═════ The data

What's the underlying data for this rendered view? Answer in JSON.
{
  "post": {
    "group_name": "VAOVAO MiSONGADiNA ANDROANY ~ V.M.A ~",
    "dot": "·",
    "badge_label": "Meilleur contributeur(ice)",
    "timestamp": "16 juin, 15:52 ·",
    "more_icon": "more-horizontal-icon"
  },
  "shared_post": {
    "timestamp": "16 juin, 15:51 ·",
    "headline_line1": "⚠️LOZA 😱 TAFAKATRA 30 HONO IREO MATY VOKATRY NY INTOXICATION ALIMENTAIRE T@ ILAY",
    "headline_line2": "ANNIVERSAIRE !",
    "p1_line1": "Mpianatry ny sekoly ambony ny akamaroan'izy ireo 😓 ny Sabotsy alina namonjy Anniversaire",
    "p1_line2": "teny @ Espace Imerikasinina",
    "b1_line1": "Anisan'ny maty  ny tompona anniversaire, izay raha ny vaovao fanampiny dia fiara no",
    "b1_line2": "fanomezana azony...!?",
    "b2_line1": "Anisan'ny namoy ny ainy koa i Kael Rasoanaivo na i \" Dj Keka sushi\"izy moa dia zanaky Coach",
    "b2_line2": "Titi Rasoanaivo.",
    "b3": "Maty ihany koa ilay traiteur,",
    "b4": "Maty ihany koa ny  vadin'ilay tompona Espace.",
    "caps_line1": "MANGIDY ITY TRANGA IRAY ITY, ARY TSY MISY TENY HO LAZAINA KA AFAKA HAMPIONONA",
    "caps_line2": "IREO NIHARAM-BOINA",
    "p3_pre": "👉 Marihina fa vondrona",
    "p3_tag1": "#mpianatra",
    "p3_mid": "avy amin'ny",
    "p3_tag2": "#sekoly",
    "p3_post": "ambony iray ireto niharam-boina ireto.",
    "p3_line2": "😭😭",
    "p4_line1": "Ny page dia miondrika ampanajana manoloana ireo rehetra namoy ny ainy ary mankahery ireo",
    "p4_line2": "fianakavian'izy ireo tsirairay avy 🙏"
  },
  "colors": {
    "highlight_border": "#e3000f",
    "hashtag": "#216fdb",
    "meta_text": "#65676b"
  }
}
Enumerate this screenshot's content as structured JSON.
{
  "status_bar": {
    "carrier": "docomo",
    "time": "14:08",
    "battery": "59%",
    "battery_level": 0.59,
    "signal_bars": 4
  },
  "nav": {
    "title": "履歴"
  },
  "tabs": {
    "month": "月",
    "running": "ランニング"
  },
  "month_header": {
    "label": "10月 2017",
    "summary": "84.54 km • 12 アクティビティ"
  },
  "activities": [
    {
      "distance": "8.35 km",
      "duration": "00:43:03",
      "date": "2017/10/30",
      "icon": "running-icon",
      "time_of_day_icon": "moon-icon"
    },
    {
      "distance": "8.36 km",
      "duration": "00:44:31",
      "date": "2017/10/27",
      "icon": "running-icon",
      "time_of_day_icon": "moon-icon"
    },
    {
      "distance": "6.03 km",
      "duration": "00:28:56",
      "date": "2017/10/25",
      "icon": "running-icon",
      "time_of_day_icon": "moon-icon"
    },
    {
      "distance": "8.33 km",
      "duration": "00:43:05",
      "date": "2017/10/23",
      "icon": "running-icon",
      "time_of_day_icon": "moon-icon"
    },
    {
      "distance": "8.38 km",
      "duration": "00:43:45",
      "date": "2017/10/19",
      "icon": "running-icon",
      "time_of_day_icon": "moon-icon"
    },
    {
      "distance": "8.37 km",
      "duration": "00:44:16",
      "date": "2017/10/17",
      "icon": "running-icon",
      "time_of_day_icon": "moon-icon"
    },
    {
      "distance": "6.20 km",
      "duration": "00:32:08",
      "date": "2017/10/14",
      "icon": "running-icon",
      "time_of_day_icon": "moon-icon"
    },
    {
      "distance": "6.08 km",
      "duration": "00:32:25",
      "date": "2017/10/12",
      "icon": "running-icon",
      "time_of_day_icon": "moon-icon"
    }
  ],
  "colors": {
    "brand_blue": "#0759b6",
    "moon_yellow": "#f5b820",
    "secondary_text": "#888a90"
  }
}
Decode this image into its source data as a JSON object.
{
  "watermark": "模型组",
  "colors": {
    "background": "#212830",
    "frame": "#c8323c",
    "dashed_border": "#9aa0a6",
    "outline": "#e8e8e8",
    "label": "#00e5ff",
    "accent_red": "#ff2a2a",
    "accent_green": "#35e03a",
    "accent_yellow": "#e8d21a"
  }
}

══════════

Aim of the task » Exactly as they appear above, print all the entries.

Answer space »
What's the underlying data for this rendered view? Answer in JSON.
{
  "post": {
    "group_name": "VAOVAO MiSONGADiNA ANDROANY ~ V.M.A ~",
    "dot": "·",
    "badge_label": "Meilleur contributeur(ice)",
    "timestamp": "16 juin, 15:52 ·",
    "more_icon": "more-horizontal-icon"
  },
  "shared_post": {
    "timestamp": "16 juin, 15:51 ·",
    "headline_line1": "⚠️LOZA 😱 TAFAKATRA 30 HONO IREO MATY VOKATRY NY INTOXICATION ALIMENTAIRE T@ ILAY",
    "headline_line2": "ANNIVERSAIRE !",
    "p1_line1": "Mpianatry ny sekoly ambony ny akamaroan'izy ireo 😓 ny Sabotsy alina namonjy Anniversaire",
    "p1_line2": "teny @ Espace Imerikasinina",
    "b1_line1": "Anisan'ny maty  ny tompona anniversaire, izay raha ny vaovao fanampiny dia fiara no",
    "b1_line2": "fanomezana azony...!?",
    "b2_line1": "Anisan'ny namoy ny ainy koa i Kael Rasoanaivo na i \" Dj Keka sushi\"izy moa dia zanaky Coach",
    "b2_line2": "Titi Rasoanaivo.",
    "b3": "Maty ihany koa ilay traiteur,",
    "b4": "Maty ihany koa ny  vadin'ilay tompona Espace.",
    "caps_line1": "MANGIDY ITY TRANGA IRAY ITY, ARY TSY MISY TENY HO LAZAINA KA AFAKA HAMPIONONA",
    "caps_line2": "IREO NIHARAM-BOINA",
    "p3_pre": "👉 Marihina fa vondrona",
    "p3_tag1": "#mpianatra",
    "p3_mid": "avy amin'ny",
    "p3_tag2": "#sekoly",
    "p3_post": "ambony iray ireto niharam-boina ireto.",
    "p3_line2": "😭😭",
    "p4_line1": "Ny page dia miondrika ampanajana manoloana ireo rehetra namoy ny ainy ary mankahery ireo",
    "p4_line2": "fianakavian'izy ireo tsirairay avy 🙏"
  },
  "colors": {
    "highlight_border": "#e3000f",
    "hashtag": "#216fdb",
    "meta_text": "#65676b"
  }
}
Enumerate this screenshot's content as structured JSON.
{
  "status_bar": {
    "carrier": "docomo",
    "time": "14:08",
    "battery": "59%",
    "battery_level": 0.59,
    "signal_bars": 4
  },
  "nav": {
    "title": "履歴"
  },
  "tabs": {
    "month": "月",
    "running": "ランニング"
  },
  "month_header": {
    "label": "10月 2017",
    "summary": "84.54 km • 12 アクティビティ"
  },
  "activities": [
    {
      "distance": "8.35 km",
      "duration": "00:43:03",
      "date": "2017/10/30",
      "icon": "running-icon",
      "time_of_day_icon": "moon-icon"
    },
    {
      "distance": "8.36 km",
      "duration": "00:44:31",
      "date": "2017/10/27",
      "icon": "running-icon",
      "time_of_day_icon": "moon-icon"
    },
    {
      "distance": "6.03 km",
      "duration": "00:28:56",
      "date": "2017/10/25",
      "icon": "running-icon",
      "time_of_day_icon": "moon-icon"
    },
    {
      "distance": "8.33 km",
      "duration": "00:43:05",
      "date": "2017/10/23",
      "icon": "running-icon",
      "time_of_day_icon": "moon-icon"
    },
    {
      "distance": "8.38 km",
      "duration": "00:43:45",
      "date": "2017/10/19",
      "icon": "running-icon",
      "time_of_day_icon": "moon-icon"
    },
    {
      "distance": "8.37 km",
      "duration": "00:44:16",
      "date": "2017/10/17",
      "icon": "running-icon",
      "time_of_day_icon": "moon-icon"
    },
    {
      "distance": "6.20 km",
      "duration": "00:32:08",
      "date": "2017/10/14",
      "icon": "running-icon",
      "time_of_day_icon": "moon-icon"
    },
    {
      "distance": "6.08 km",
      "duration": "00:32:25",
      "date": "2017/10/12",
      "icon": "running-icon",
      "time_of_day_icon": "moon-icon"
    }
  ],
  "colors": {
    "brand_blue": "#0759b6",
    "moon_yellow": "#f5b820",
    "secondary_text": "#888a90"
  }
}
Decode this image into its source data as a JSON object.
{
  "watermark": "模型组",
  "colors": {
    "background": "#212830",
    "frame": "#c8323c",
    "dashed_border": "#9aa0a6",
    "outline": "#e8e8e8",
    "label": "#00e5ff",
    "accent_red": "#ff2a2a",
    "accent_green": "#35e03a",
    "accent_yellow": "#e8d21a"
  }
}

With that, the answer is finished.